On December 28, 1920, pilot Frank Hawks gave her a ride that would forever change her life. "By the time I had got two or three hundred feet off the ground," she said, "I knew I had to fly."
Although Earhart's convictions were strong, challenging prejudicial and financial obstacles awaited her. But the former tomboy was no stranger to disapproval or doubt. Defying conventional feminine behavior, the young Earhart climbed trees, "belly-slammed" her sled to start it downhill and hunted rats with a .22 rifle.
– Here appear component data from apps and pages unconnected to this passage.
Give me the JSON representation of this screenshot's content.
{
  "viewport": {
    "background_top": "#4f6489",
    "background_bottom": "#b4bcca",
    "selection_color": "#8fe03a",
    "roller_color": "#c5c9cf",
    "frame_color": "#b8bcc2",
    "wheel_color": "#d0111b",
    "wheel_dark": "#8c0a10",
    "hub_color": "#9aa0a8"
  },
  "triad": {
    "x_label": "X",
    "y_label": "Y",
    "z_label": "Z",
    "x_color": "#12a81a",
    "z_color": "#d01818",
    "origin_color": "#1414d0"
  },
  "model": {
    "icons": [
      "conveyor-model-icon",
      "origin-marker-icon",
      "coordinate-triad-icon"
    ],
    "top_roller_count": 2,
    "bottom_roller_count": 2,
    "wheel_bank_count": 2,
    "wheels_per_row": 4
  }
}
She also kept a scrapbook of newspaper clippings about successful women in predominantly male-oriented fields, including film direction and production, law, advertising, management, and mechanical engineering.